### Records from a data collection
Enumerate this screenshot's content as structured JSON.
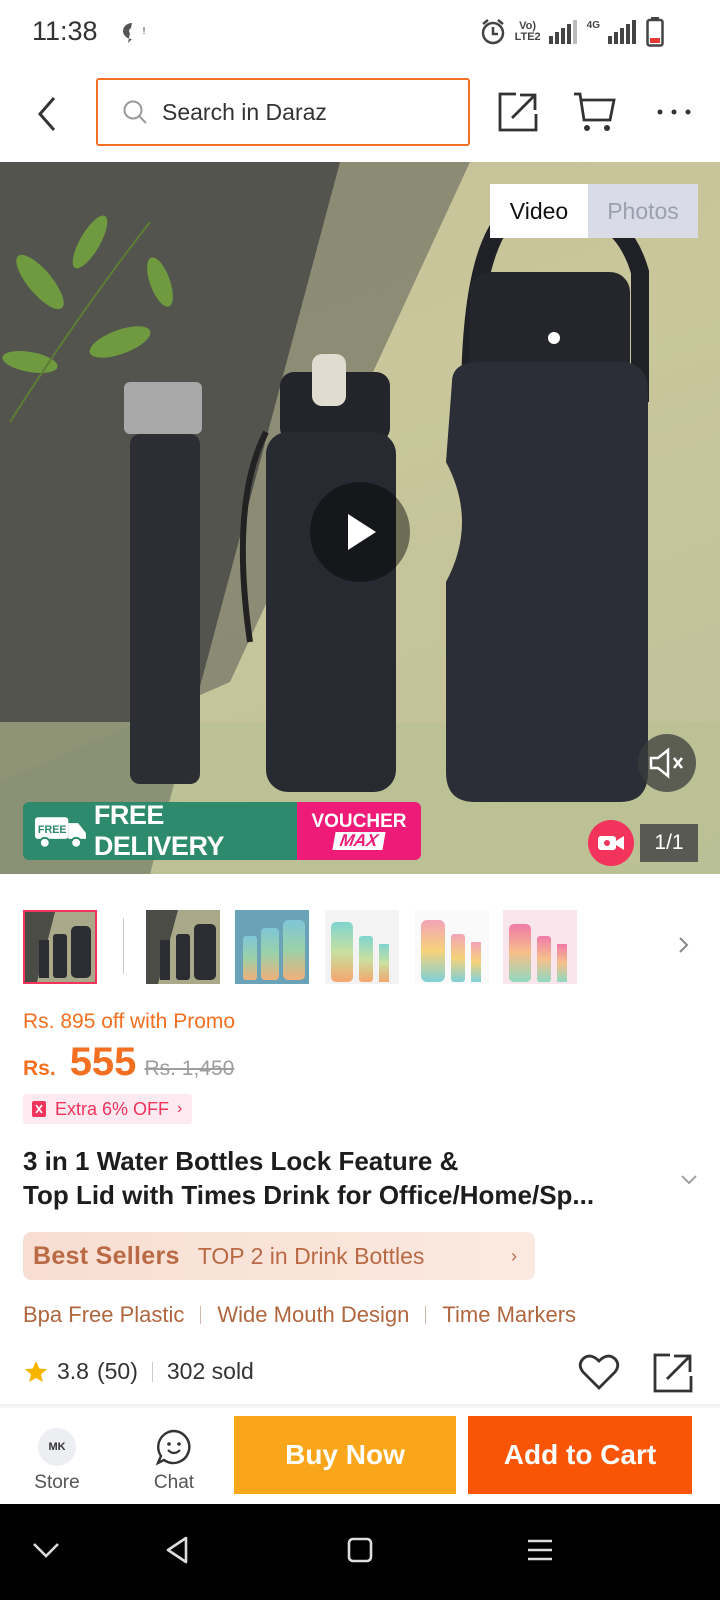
{
  "status_bar": {
    "time": "11:38",
    "network_label_top": "Vo)",
    "network_label_bottom": "LTE2",
    "network_type": "4G",
    "icons": [
      "chat-notification-icon",
      "alarm-icon",
      "signal-icon",
      "battery-icon"
    ]
  },
  "nav": {
    "search_placeholder": "Search in Daraz",
    "icons": [
      "back-icon",
      "search-icon",
      "share-icon",
      "cart-icon",
      "more-icon"
    ]
  },
  "media": {
    "tab_video": "Video",
    "tab_photos": "Photos",
    "delivery_text": "FREE DELIVERY",
    "free_tag": "FREE",
    "voucher_top": "VOUCHER",
    "voucher_bottom": "MAX",
    "counter": "1/1",
    "icons": [
      "play-icon",
      "mute-icon",
      "video-camera-icon"
    ]
  },
  "thumbnails": {
    "count": 6,
    "selected_index": 0
  },
  "price": {
    "promo": "Rs. 895 off with Promo",
    "currency": "Rs.",
    "current": "555",
    "original": "Rs. 1,450",
    "extra": "Extra 6% OFF"
  },
  "product": {
    "title_line1": "3 in 1 Water Bottles Lock Feature &",
    "title_line2": "Top Lid with Times Drink for Office/Home/Sp..."
  },
  "best_sellers": {
    "label": "Best Sellers",
    "text": "TOP 2 in Drink Bottles"
  },
  "features": [
    "Bpa Free Plastic",
    "Wide Mouth Design",
    "Time Markers"
  ],
  "rating": {
    "score": "3.8",
    "count": "(50)",
    "sold": "302 sold"
  },
  "actions": {
    "store_logo": "MK",
    "store_label": "Store",
    "chat_label": "Chat",
    "buy_now": "Buy Now",
    "add_to_cart": "Add to Cart"
  },
  "colors": {
    "accent_orange": "#f85606",
    "buy_yellow": "#faa61a",
    "promo_orange": "#f36f21",
    "pink": "#f2335c",
    "delivery_green": "#2e8a6c"
  }
}
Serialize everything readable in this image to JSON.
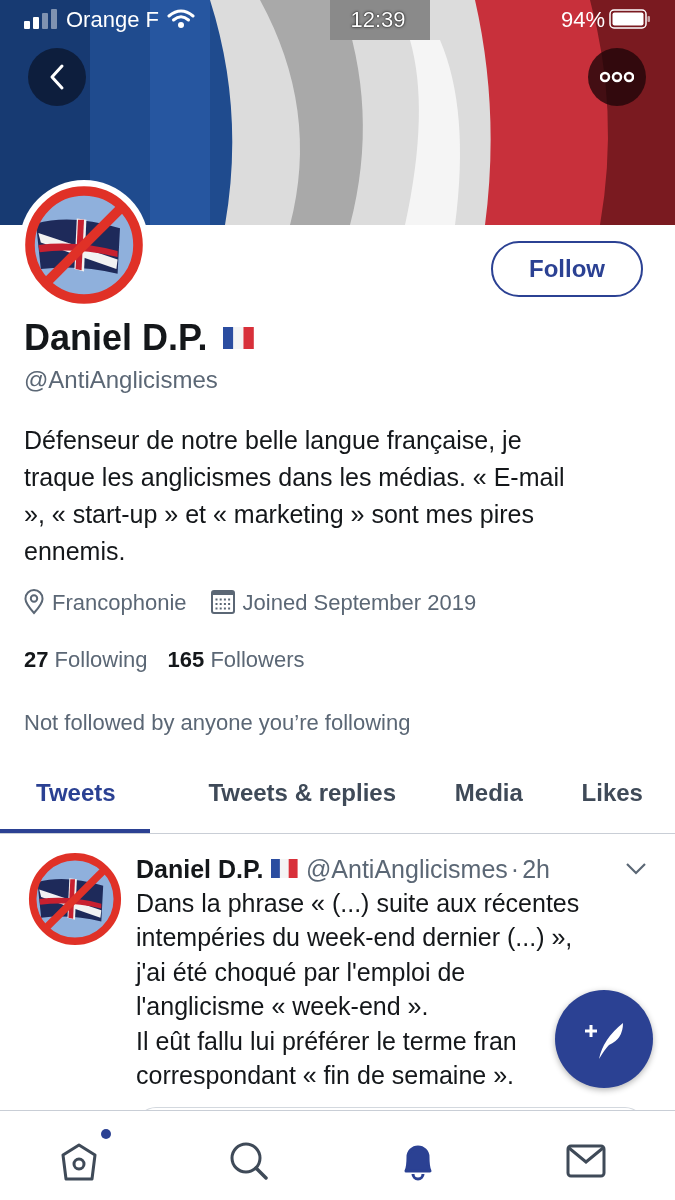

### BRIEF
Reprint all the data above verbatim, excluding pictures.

### WRITTEN SOLUTION
Enumerate this screenshot's content as structured JSON.
{
  "status_bar": {
    "time": "11:38",
    "network_label_top": "Vo)",
    "network_label_bottom": "LTE2",
    "network_type": "4G",
    "icons": [
      "chat-notification-icon",
      "alarm-icon",
      "signal-icon",
      "battery-icon"
    ]
  },
  "nav": {
    "search_placeholder": "Search in Daraz",
    "icons": [
      "back-icon",
      "search-icon",
      "share-icon",
      "cart-icon",
      "more-icon"
    ]
  },
  "media": {
    "tab_video": "Video",
    "tab_photos": "Photos",
    "delivery_text": "FREE DELIVERY",
    "free_tag": "FREE",
    "voucher_top": "VOUCHER",
    "voucher_bottom": "MAX",
    "counter": "1/1",
    "icons": [
      "play-icon",
      "mute-icon",
      "video-camera-icon"
    ]
  },
  "thumbnails": {
    "count": 6,
    "selected_index": 0
  },
  "price": {
    "promo": "Rs. 895 off with Promo",
    "currency": "Rs.",
    "current": "555",
    "original": "Rs. 1,450",
    "extra": "Extra 6% OFF"
  },
  "product": {
    "title_line1": "3 in 1 Water Bottles Lock Feature &",
    "title_line2": "Top Lid with Times Drink for Office/Home/Sp..."
  },
  "best_sellers": {
    "label": "Best Sellers",
    "text": "TOP 2 in Drink Bottles"
  },
  "features": [
    "Bpa Free Plastic",
    "Wide Mouth Design",
    "Time Markers"
  ],
  "rating": {
    "score": "3.8",
    "count": "(50)",
    "sold": "302 sold"
  },
  "actions": {
    "store_logo": "MK",
    "store_label": "Store",
    "chat_label": "Chat",
    "buy_now": "Buy Now",
    "add_to_cart": "Add to Cart"
  },
  "colors": {
    "accent_orange": "#f85606",
    "buy_yellow": "#faa61a",
    "promo_orange": "#f36f21",
    "pink": "#f2335c",
    "delivery_green": "#2e8a6c"
  }
}
Serialize everything readable in this image to JSON.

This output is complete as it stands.